During my tonsure I had this daring thought, "I wish I had relics of my saint."
On the following day, she brought the relics to the hospital. It was a large particle. I took it as if God was saying, “Both your tonsure, and your new name is My will.”
The saint came to me "in person" to show this. Of course, this is a great miracle that is beyond any worldly reasoning. Such a strengthening of faith may last for a very long time.
It gave me hope, because, to be honest, I have a very vague idea of how a down-to-earth person like me can become a monastic. "In human terms", I cannot understand what God can make of me. Yet I trust Him and believe that if His will was for my monastic tonsure to have taken place, then I should try work together with Him on becoming a nun in the future.
I asked nun Anfisa (Ostapchuk) to paint a cell icon for me to insert the relics of St. Alexios the man of God. The relic holder in it was very small. I needed to divide the relics, because such a large particle would not fit in it.
Nun Alexia with her cell icon of St. Alexios the Man of God
I had an idea of donating the remaining relics to some church. I began to ask God to tell me what to do with it. Soon a thought came to me that I should transfer these relics to my homeland so that there is a connection...
I come from Siberia. The parish in my home town is still very young. The place was built in Stalin's times. It's a closed city with space industries and a military base, all surrounded by barbed wire.
Our church was built in the 90s, and all the previous generations lived here without a church. There was not even a hint of it. In the Soviet times the city was mostly populated by engineers and nuclear physicists. Maybe it was their "mathematical mindset" or the Soviet upbringing, but we were not even allowed to say the word "God". The atmosphere was very complicated, but eventually the church was built.
Cathedral of the Archangel Michael in Zheleznogorsk ( Krasnoyarsk Krai, Russia)
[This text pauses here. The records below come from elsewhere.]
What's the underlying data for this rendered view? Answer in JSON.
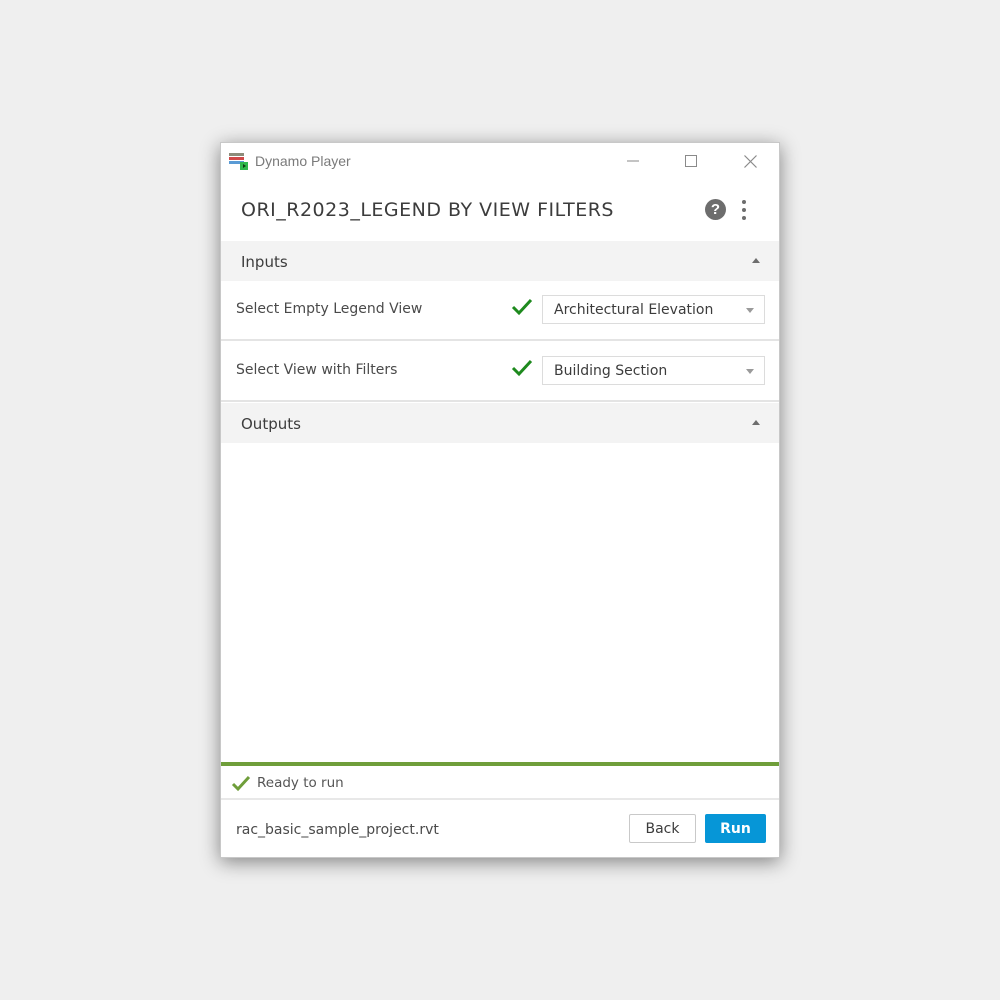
{
  "window": {
    "app_title": "Dynamo Player",
    "app_icon": "dynamo-player-icon",
    "controls": {
      "minimize": "minimize-icon",
      "maximize": "maximize-icon",
      "close": "close-icon"
    }
  },
  "header": {
    "title": "ORI_R2023_LEGEND BY VIEW FILTERS",
    "help_icon": "help-icon",
    "help_glyph": "?",
    "more_icon": "more-vertical-icon"
  },
  "inputs": {
    "section_label": "Inputs",
    "rows": [
      {
        "label": "Select Empty Legend View",
        "status": "valid",
        "value": "Architectural Elevation"
      },
      {
        "label": "Select View with Filters",
        "status": "valid",
        "value": "Building Section"
      }
    ]
  },
  "outputs": {
    "section_label": "Outputs"
  },
  "progress": {
    "value_percent": 100,
    "color": "#6f9e3a"
  },
  "status": {
    "text": "Ready to run",
    "icon": "check-icon",
    "color": "#6f9e3a"
  },
  "footer": {
    "filename": "rac_basic_sample_project.rvt",
    "back_label": "Back",
    "run_label": "Run",
    "run_color": "#0696d7"
  },
  "colors": {
    "check_green": "#1e8a1e"
  }
}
I contacted the rector of the church by e-mail and asked him if they had the relics of St. Alexios the man of God. He said no, so I asked if we could arrange it for me to forward the relics to them. Soon Mother Abbess and I went there and transferred the relics to the church in my hometown. They wrote a large icon to place these relics in and put a sign on it saying “A gift from the St. Elisabeth Convent”. Now that my saint is in my native land, we have a connection with it, despite the distance of 6,000 kilometres.
When Saint Alexios reposed in the Lord, his body was placed right in the city square so that people could bow to him. Many people were then healed of ailments and demonic attacks. Now my fellow citizens also have such an opportunity. I am very happy that God arranged everything in such a wonderful way.
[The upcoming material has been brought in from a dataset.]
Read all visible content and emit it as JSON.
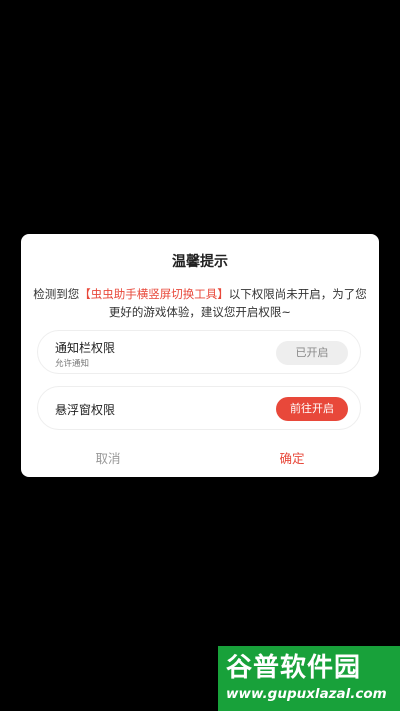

Venerable Alexios the Man of God and St. Mary of Egypt, 1648. The icon was painted for the marriage of Tsar Alexei Mikhailovich with Tsarina Maria Ilyinichna
On the feast day of St. Alexis and on the day of my tonsure (March 30), I rejoice even more because on that day my saint met Christ truly becoming a venerable.
It is amazing that St. Alexios was not a monk, but, having dedicated his life to God, he was glorified as a venerable, while only a monk can receive this rank.
As far as I know the only other saint that became a venerable without taking monastic vows was St. Mary of Egypt. There is even an icon where these two saints are depicted together. They also lived around the same time, and, by modern standards, close to each other.